This task calls for every line of the material to be output verbatim.
:: RECORD EXCERPTS ::
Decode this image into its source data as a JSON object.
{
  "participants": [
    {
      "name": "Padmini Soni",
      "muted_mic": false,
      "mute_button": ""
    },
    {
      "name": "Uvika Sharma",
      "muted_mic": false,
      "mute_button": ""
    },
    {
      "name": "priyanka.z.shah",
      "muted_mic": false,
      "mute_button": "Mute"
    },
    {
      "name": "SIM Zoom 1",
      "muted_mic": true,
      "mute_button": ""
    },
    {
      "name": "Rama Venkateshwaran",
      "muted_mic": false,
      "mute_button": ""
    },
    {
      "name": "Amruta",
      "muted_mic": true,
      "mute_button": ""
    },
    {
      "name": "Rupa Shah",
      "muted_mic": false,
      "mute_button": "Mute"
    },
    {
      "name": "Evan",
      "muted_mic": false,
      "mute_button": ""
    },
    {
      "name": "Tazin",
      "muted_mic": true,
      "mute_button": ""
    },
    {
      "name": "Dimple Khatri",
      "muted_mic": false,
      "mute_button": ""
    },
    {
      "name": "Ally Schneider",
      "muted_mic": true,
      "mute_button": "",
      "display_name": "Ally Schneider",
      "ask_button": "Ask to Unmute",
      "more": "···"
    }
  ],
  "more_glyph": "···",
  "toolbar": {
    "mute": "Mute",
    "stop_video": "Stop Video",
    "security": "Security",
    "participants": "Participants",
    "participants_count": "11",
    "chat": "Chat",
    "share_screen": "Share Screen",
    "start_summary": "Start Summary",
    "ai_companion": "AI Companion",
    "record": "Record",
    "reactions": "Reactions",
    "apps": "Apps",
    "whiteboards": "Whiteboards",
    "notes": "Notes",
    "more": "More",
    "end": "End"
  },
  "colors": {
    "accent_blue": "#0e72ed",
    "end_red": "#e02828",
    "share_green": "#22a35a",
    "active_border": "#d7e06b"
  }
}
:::
PROBLEM SOLUTION:
Decode this image into its source data as a JSON object.
{
  "participants": [
    {
      "name": "Padmini Soni",
      "muted_mic": false,
      "mute_button": ""
    },
    {
      "name": "Uvika Sharma",
      "muted_mic": false,
      "mute_button": ""
    },
    {
      "name": "priyanka.z.shah",
      "muted_mic": false,
      "mute_button": "Mute"
    },
    {
      "name": "SIM Zoom 1",
      "muted_mic": true,
      "mute_button": ""
    },
    {
      "name": "Rama Venkateshwaran",
      "muted_mic": false,
      "mute_button": ""
    },
    {
      "name": "Amruta",
      "muted_mic": true,
      "mute_button": ""
    },
    {
      "name": "Rupa Shah",
      "muted_mic": false,
      "mute_button": "Mute"
    },
    {
      "name": "Evan",
      "muted_mic": false,
      "mute_button": ""
    },
    {
      "name": "Tazin",
      "muted_mic": true,
      "mute_button": ""
    },
    {
      "name": "Dimple Khatri",
      "muted_mic": false,
      "mute_button": ""
    },
    {
      "name": "Ally Schneider",
      "muted_mic": true,
      "mute_button": "",
      "display_name": "Ally Schneider",
      "ask_button": "Ask to Unmute",
      "more": "···"
    }
  ],
  "more_glyph": "···",
  "toolbar": {
    "mute": "Mute",
    "stop_video": "Stop Video",
    "security": "Security",
    "participants": "Participants",
    "participants_count": "11",
    "chat": "Chat",
    "share_screen": "Share Screen",
    "start_summary": "Start Summary",
    "ai_companion": "AI Companion",
    "record": "Record",
    "reactions": "Reactions",
    "apps": "Apps",
    "whiteboards": "Whiteboards",
    "notes": "Notes",
    "more": "More",
    "end": "End"
  },
  "colors": {
    "accent_blue": "#0e72ed",
    "end_red": "#e02828",
    "share_green": "#22a35a",
    "active_border": "#d7e06b"
  }
}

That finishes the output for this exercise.